    By default, pfSense has an enabled resolver and disabled forwarder. Resolver can act as a forwarder if you tell it to.


  • LAYER 8 Global Moderator

    @bwalkco said in Setting up DNS *correctly*:

    f I want my Netgate to be the authoritative name server for external queries

    What - NO!! For starters unbound not meant to be authoritative for any domain.. Can it ack like one - sure kind of.. If you want to run an authoritative NS for a domain. Run bind..

    I think your just throwing out terms you have heard without any understanding of their meaning...

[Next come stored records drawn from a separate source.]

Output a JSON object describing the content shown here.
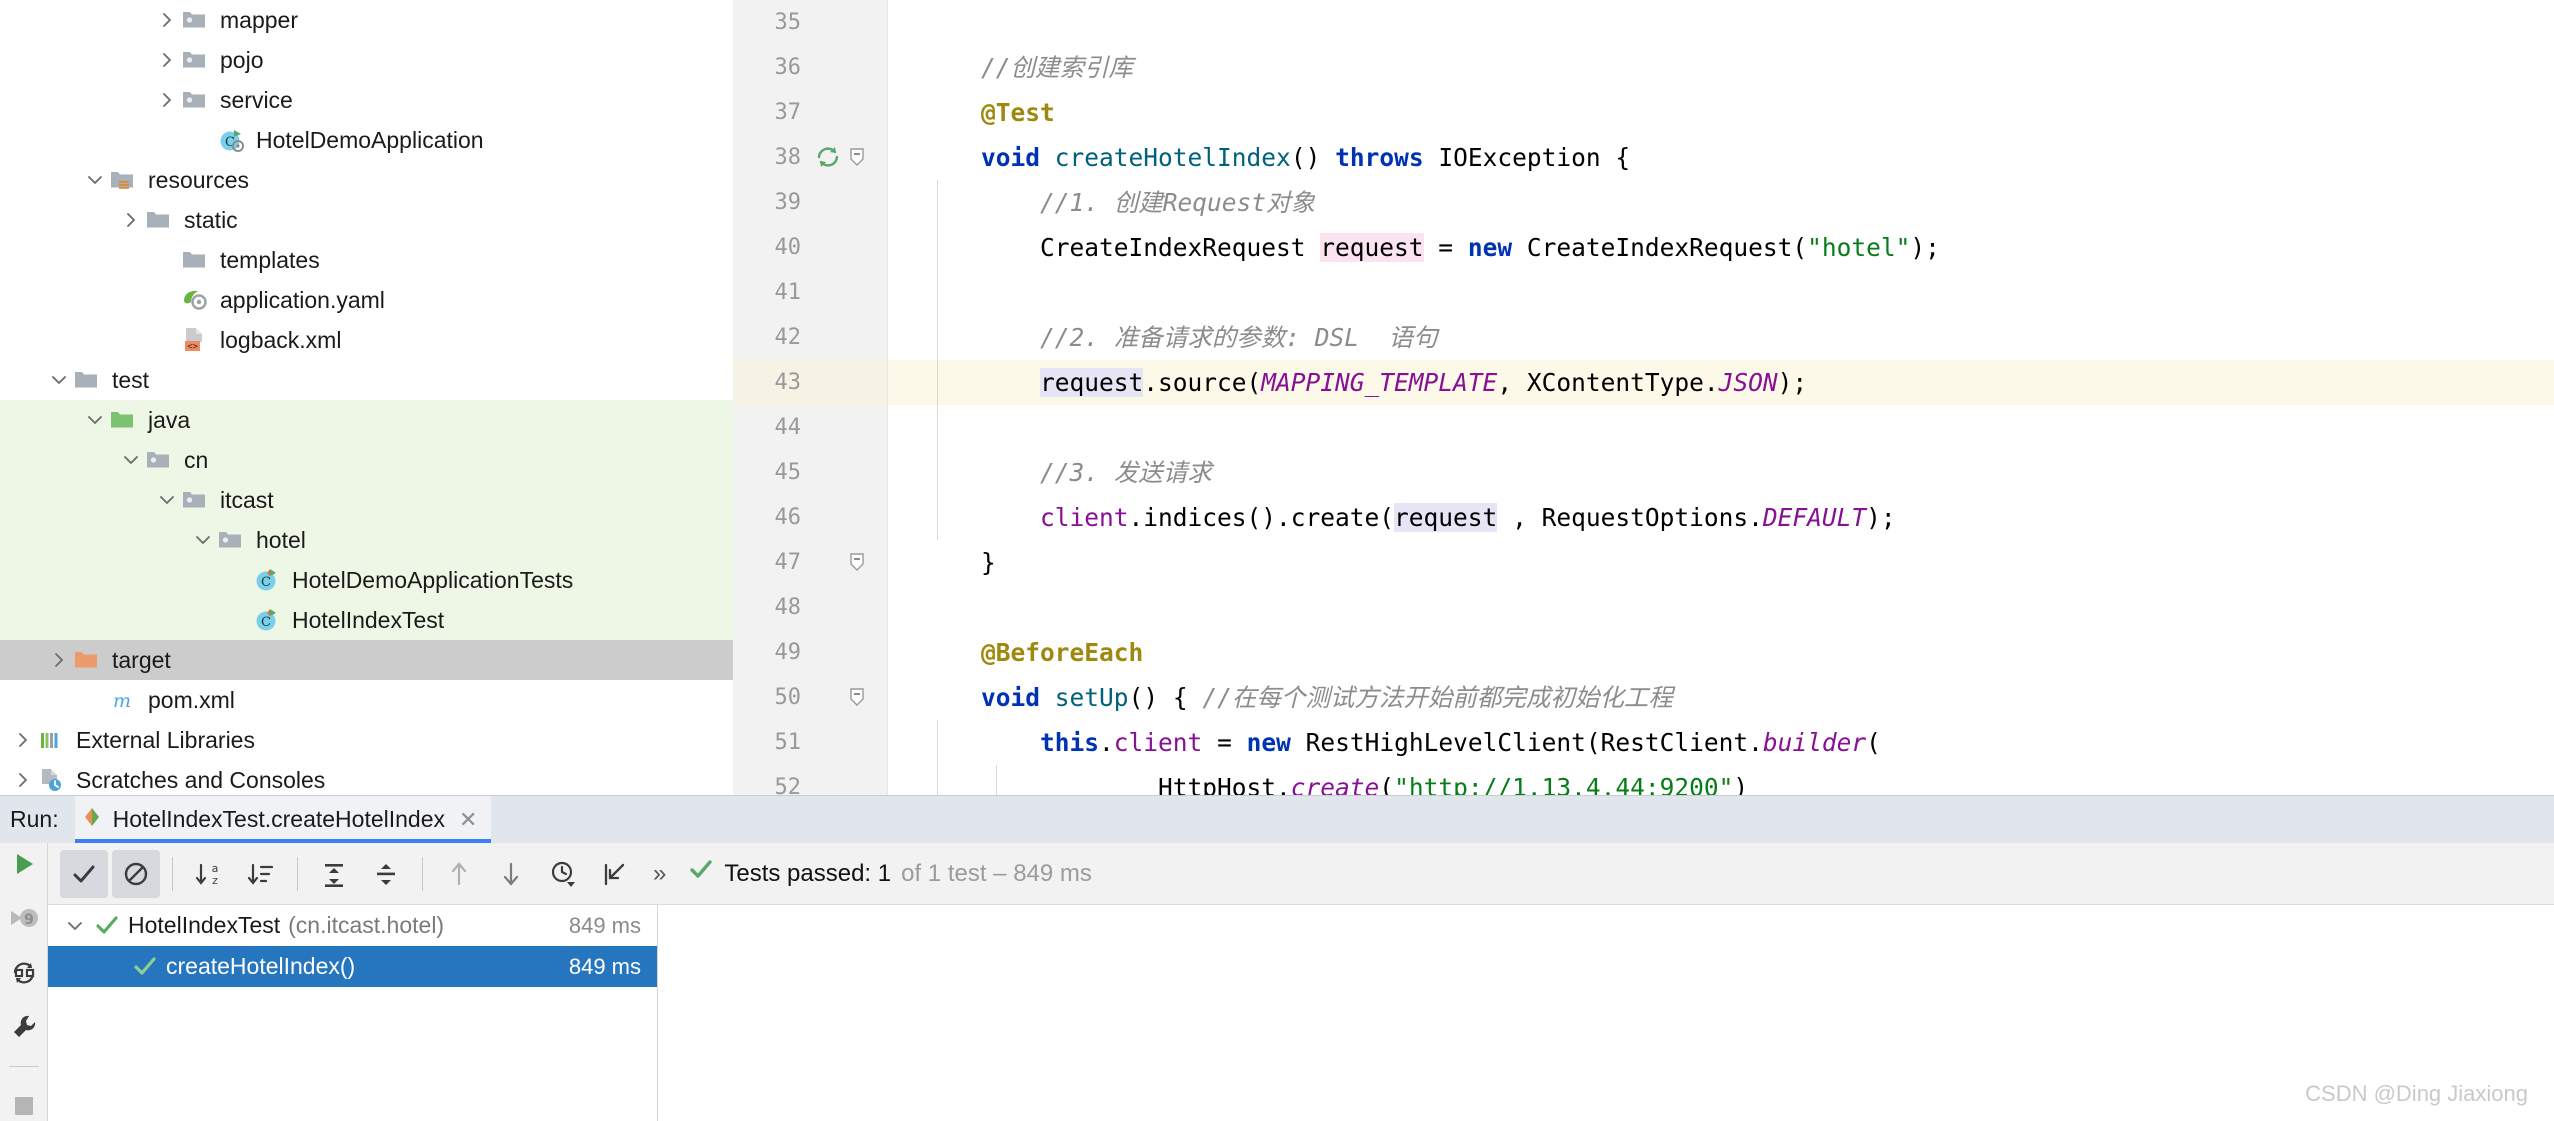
{
  "project_tree": {
    "items": [
      {
        "label": "mapper",
        "icon": "folder-package-icon",
        "arrow": "right",
        "indent": 4,
        "state": "normal"
      },
      {
        "label": "pojo",
        "icon": "folder-package-icon",
        "arrow": "right",
        "indent": 4,
        "state": "normal"
      },
      {
        "label": "service",
        "icon": "folder-package-icon",
        "arrow": "right",
        "indent": 4,
        "state": "normal"
      },
      {
        "label": "HotelDemoApplication",
        "icon": "java-class-run-icon",
        "arrow": "none",
        "indent": 5,
        "state": "normal"
      },
      {
        "label": "resources",
        "icon": "folder-resources-icon",
        "arrow": "down",
        "indent": 2,
        "state": "normal"
      },
      {
        "label": "static",
        "icon": "folder-icon",
        "arrow": "right",
        "indent": 3,
        "state": "normal"
      },
      {
        "label": "templates",
        "icon": "folder-icon",
        "arrow": "none",
        "indent": 4,
        "state": "normal"
      },
      {
        "label": "application.yaml",
        "icon": "spring-yaml-icon",
        "arrow": "none",
        "indent": 4,
        "state": "normal"
      },
      {
        "label": "logback.xml",
        "icon": "xml-file-icon",
        "arrow": "none",
        "indent": 4,
        "state": "normal"
      },
      {
        "label": "test",
        "icon": "folder-icon",
        "arrow": "down",
        "indent": 1,
        "state": "normal"
      },
      {
        "label": "java",
        "icon": "folder-source-test-icon",
        "arrow": "down",
        "indent": 2,
        "state": "green"
      },
      {
        "label": "cn",
        "icon": "folder-package-icon",
        "arrow": "down",
        "indent": 3,
        "state": "green"
      },
      {
        "label": "itcast",
        "icon": "folder-package-icon",
        "arrow": "down",
        "indent": 4,
        "state": "green"
      },
      {
        "label": "hotel",
        "icon": "folder-package-icon",
        "arrow": "down",
        "indent": 5,
        "state": "green"
      },
      {
        "label": "HotelDemoApplicationTests",
        "icon": "java-test-class-icon",
        "arrow": "none",
        "indent": 6,
        "state": "green"
      },
      {
        "label": "HotelIndexTest",
        "icon": "java-test-class-icon",
        "arrow": "none",
        "indent": 6,
        "state": "green"
      },
      {
        "label": "target",
        "icon": "folder-excluded-icon",
        "arrow": "right",
        "indent": 1,
        "state": "selected"
      },
      {
        "label": "pom.xml",
        "icon": "maven-pom-icon",
        "arrow": "none",
        "indent": 2,
        "state": "normal"
      },
      {
        "label": "External Libraries",
        "icon": "libraries-icon",
        "arrow": "right",
        "indent": 0,
        "state": "normal"
      },
      {
        "label": "Scratches and Consoles",
        "icon": "scratches-icon",
        "arrow": "right",
        "indent": 0,
        "state": "normal"
      }
    ]
  },
  "editor": {
    "lines": [
      {
        "num": "35",
        "current": false,
        "gutter_run": false,
        "gutter_fold": false,
        "indent_guides": 0,
        "tokens": []
      },
      {
        "num": "36",
        "current": false,
        "gutter_run": false,
        "gutter_fold": false,
        "indent_guides": 0,
        "tokens": [
          {
            "t": "    ",
            "c": "plain"
          },
          {
            "t": "//创建索引库",
            "c": "cmt"
          }
        ]
      },
      {
        "num": "37",
        "current": false,
        "gutter_run": false,
        "gutter_fold": false,
        "indent_guides": 0,
        "tokens": [
          {
            "t": "    ",
            "c": "plain"
          },
          {
            "t": "@Test",
            "c": "ann"
          }
        ]
      },
      {
        "num": "38",
        "current": false,
        "gutter_run": true,
        "gutter_fold": true,
        "indent_guides": 0,
        "tokens": [
          {
            "t": "    ",
            "c": "plain"
          },
          {
            "t": "void",
            "c": "k"
          },
          {
            "t": " ",
            "c": "plain"
          },
          {
            "t": "createHotelIndex",
            "c": "mth"
          },
          {
            "t": "() ",
            "c": "plain"
          },
          {
            "t": "throws",
            "c": "k"
          },
          {
            "t": " IOException {",
            "c": "plain"
          }
        ]
      },
      {
        "num": "39",
        "current": false,
        "gutter_run": false,
        "gutter_fold": false,
        "indent_guides": 1,
        "tokens": [
          {
            "t": "        ",
            "c": "plain"
          },
          {
            "t": "//1. 创建Request对象",
            "c": "cmt"
          }
        ]
      },
      {
        "num": "40",
        "current": false,
        "gutter_run": false,
        "gutter_fold": false,
        "indent_guides": 1,
        "tokens": [
          {
            "t": "        ",
            "c": "plain"
          },
          {
            "t": "CreateIndexRequest ",
            "c": "plain"
          },
          {
            "t": "request",
            "c": "plain hl-pink"
          },
          {
            "t": " = ",
            "c": "plain"
          },
          {
            "t": "new",
            "c": "k"
          },
          {
            "t": " CreateIndexRequest(",
            "c": "plain"
          },
          {
            "t": "\"hotel\"",
            "c": "str"
          },
          {
            "t": ");",
            "c": "plain"
          }
        ]
      },
      {
        "num": "41",
        "current": false,
        "gutter_run": false,
        "gutter_fold": false,
        "indent_guides": 1,
        "tokens": []
      },
      {
        "num": "42",
        "current": false,
        "gutter_run": false,
        "gutter_fold": false,
        "indent_guides": 1,
        "tokens": [
          {
            "t": "        ",
            "c": "plain"
          },
          {
            "t": "//2. 准备请求的参数: DSL  语句",
            "c": "cmt"
          }
        ]
      },
      {
        "num": "43",
        "current": true,
        "gutter_run": false,
        "gutter_fold": false,
        "indent_guides": 1,
        "tokens": [
          {
            "t": "        ",
            "c": "plain"
          },
          {
            "t": "request",
            "c": "plain hl-lav"
          },
          {
            "t": ".source(",
            "c": "plain"
          },
          {
            "t": "MAPPING_TEMPLATE",
            "c": "stc"
          },
          {
            "t": ", XContentType.",
            "c": "plain"
          },
          {
            "t": "JSON",
            "c": "stc"
          },
          {
            "t": ");",
            "c": "plain"
          }
        ]
      },
      {
        "num": "44",
        "current": false,
        "gutter_run": false,
        "gutter_fold": false,
        "indent_guides": 1,
        "tokens": []
      },
      {
        "num": "45",
        "current": false,
        "gutter_run": false,
        "gutter_fold": false,
        "indent_guides": 1,
        "tokens": [
          {
            "t": "        ",
            "c": "plain"
          },
          {
            "t": "//3. 发送请求",
            "c": "cmt"
          }
        ]
      },
      {
        "num": "46",
        "current": false,
        "gutter_run": false,
        "gutter_fold": false,
        "indent_guides": 1,
        "tokens": [
          {
            "t": "        ",
            "c": "plain"
          },
          {
            "t": "client",
            "c": "fld"
          },
          {
            "t": ".indices().create(",
            "c": "plain"
          },
          {
            "t": "request",
            "c": "plain hl-lav"
          },
          {
            "t": " , RequestOptions.",
            "c": "plain"
          },
          {
            "t": "DEFAULT",
            "c": "stc"
          },
          {
            "t": ");",
            "c": "plain"
          }
        ]
      },
      {
        "num": "47",
        "current": false,
        "gutter_run": false,
        "gutter_fold": true,
        "indent_guides": 0,
        "tokens": [
          {
            "t": "    }",
            "c": "plain"
          }
        ]
      },
      {
        "num": "48",
        "current": false,
        "gutter_run": false,
        "gutter_fold": false,
        "indent_guides": 0,
        "tokens": []
      },
      {
        "num": "49",
        "current": false,
        "gutter_run": false,
        "gutter_fold": false,
        "indent_guides": 0,
        "tokens": [
          {
            "t": "    ",
            "c": "plain"
          },
          {
            "t": "@BeforeEach",
            "c": "ann"
          }
        ]
      },
      {
        "num": "50",
        "current": false,
        "gutter_run": false,
        "gutter_fold": true,
        "indent_guides": 0,
        "tokens": [
          {
            "t": "    ",
            "c": "plain"
          },
          {
            "t": "void",
            "c": "k"
          },
          {
            "t": " ",
            "c": "plain"
          },
          {
            "t": "setUp",
            "c": "mth"
          },
          {
            "t": "() { ",
            "c": "plain"
          },
          {
            "t": "//在每个测试方法开始前都完成初始化工程",
            "c": "cmt"
          }
        ]
      },
      {
        "num": "51",
        "current": false,
        "gutter_run": false,
        "gutter_fold": false,
        "indent_guides": 1,
        "tokens": [
          {
            "t": "        ",
            "c": "plain"
          },
          {
            "t": "this",
            "c": "k"
          },
          {
            "t": ".",
            "c": "plain"
          },
          {
            "t": "client",
            "c": "fld"
          },
          {
            "t": " = ",
            "c": "plain"
          },
          {
            "t": "new",
            "c": "k"
          },
          {
            "t": " RestHighLevelClient(RestClient.",
            "c": "plain"
          },
          {
            "t": "builder",
            "c": "stc"
          },
          {
            "t": "(",
            "c": "plain"
          }
        ]
      },
      {
        "num": "52",
        "current": false,
        "gutter_run": false,
        "gutter_fold": false,
        "indent_guides": 2,
        "tokens": [
          {
            "t": "                ",
            "c": "plain"
          },
          {
            "t": "HttpHost.",
            "c": "plain"
          },
          {
            "t": "create",
            "c": "stc"
          },
          {
            "t": "(",
            "c": "plain"
          },
          {
            "t": "\"",
            "c": "str"
          },
          {
            "t": "http://1.13.4.44:9200",
            "c": "str url-u"
          },
          {
            "t": "\"",
            "c": "str"
          },
          {
            "t": ")",
            "c": "plain"
          }
        ]
      }
    ]
  },
  "run_panel": {
    "label": "Run:",
    "tab": {
      "title": "HotelIndexTest.createHotelIndex",
      "close": "✕",
      "icon": "test-config-icon"
    },
    "sidebar_buttons": [
      {
        "name": "rerun-button",
        "icon": "play-green-icon"
      },
      {
        "name": "rerun-failed-tests-button",
        "icon": "rerun-failed-icon"
      },
      {
        "name": "toggle-auto-test-button",
        "icon": "auto-test-icon"
      },
      {
        "name": "settings-button",
        "icon": "wrench-icon"
      },
      {
        "name": "stop-button",
        "icon": "stop-square-icon"
      }
    ],
    "toolbar": [
      {
        "name": "show-passed-button",
        "icon": "checkmark-icon",
        "toggled": true
      },
      {
        "name": "hide-ignored-button",
        "icon": "ignored-circle-icon",
        "toggled": true
      },
      {
        "name": "sort-alphabetically-button",
        "icon": "sort-az-icon",
        "toggled": false
      },
      {
        "name": "sort-by-duration-button",
        "icon": "sort-duration-icon",
        "toggled": false
      },
      {
        "name": "expand-all-button",
        "icon": "expand-all-icon",
        "toggled": false
      },
      {
        "name": "collapse-all-button",
        "icon": "collapse-all-icon",
        "toggled": false
      },
      {
        "name": "previous-failed-button",
        "icon": "arrow-up-icon",
        "toggled": false
      },
      {
        "name": "next-failed-button",
        "icon": "arrow-down-icon",
        "toggled": false
      },
      {
        "name": "test-history-button",
        "icon": "clock-history-icon",
        "toggled": false
      },
      {
        "name": "import-tests-button",
        "icon": "import-tests-icon",
        "toggled": false
      }
    ],
    "overflow_chevron": "»",
    "status": {
      "icon": "green-check-icon",
      "primary": "Tests passed: 1",
      "secondary": "of 1 test – 849 ms"
    },
    "test_tree": [
      {
        "name": "HotelIndexTest",
        "package": "(cn.itcast.hotel)",
        "time": "849 ms",
        "arrow": "down",
        "selected": false,
        "indent": 0,
        "status_icon": "green-check-icon"
      },
      {
        "name": "createHotelIndex()",
        "package": "",
        "time": "849 ms",
        "arrow": "none",
        "selected": true,
        "indent": 1,
        "status_icon": "green-check-icon"
      }
    ]
  },
  "watermark": "CSDN @Ding Jiaxiong",
  "colors": {
    "tree_green_highlight": "#eef7e5",
    "tree_selected_gray": "#cccccc",
    "test_selected_blue": "#2675bf",
    "current_line_yellow": "#fdf9e8",
    "tab_underline_blue": "#3c80f6",
    "pass_green": "#59a869"
  }
}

    So any NS will return what is in its cache or local data when asked. Depending if its a resolver or forwarder is what happens when it is asked to do recursion..

    Normally!!! an authoritative NS will not do recursion... Since normally these are open to the public internet because people want to resolve what they are authoritative for.. And asking them to also do recursion can lead to big issues and ability to answer the queries for what they are authoritative for, etc..

    Unbound is not meant to be authoritative for any zone... It will not hand back a SOA record pointing to itself when you ask for something it does have records for, etc. Can it do that - yeah with some tweaking..

    What it really is meant to do is be a caching ns, that resolves.. Yes you can put in neat stuff local host overrides - really just shit your perm storing in its cache... And sure you can put in domain overrides that tells it hey don't resolve domainX.tld - ask NS xyz..



  • @KOM said in Setting up DNS *correctly*:

    An authoritative name server is a DNS server that has the ultimate authority over the addresses in a domain. Resolvers talk directly to authoritative servers. Forwarders talk to any specified upstream DNS server.

    By default, pfSense has an enabled resolver and disabled forwarder. Resolver can act as a forwarder if you tell it to.

    Gotcha, ok! I think some of my old web hosting lingo (from years ago) is being conflated in my head. Appreciate the clarity around that.



  • @johnpoz said in Setting up DNS *correctly*:

    I think your just throwing out terms you have heard without any understanding of their meaning...

    Sorry you came to that conclusion...have a great day 👍



  • If you want to forward all DNS requests to 1.1.1.1, either:

    1. disable resolver, enable forwarder and put 1.1.1.1 under System - General Setup - DNS Servers.

    or

    1. enable resolver, disable forwarder, check DNS Query Forwarding and put 1.1.1.1 under System - General Setup - DNS Servers.


  • @KOM said in Setting up DNS *correctly*:

    enable resolver, disable forwarder, check DNS Query Forwarding and put 1.1.1.1 under System - General Setup - DNS Servers.

    This is the exact configuration I went with. Thank you very much for the help!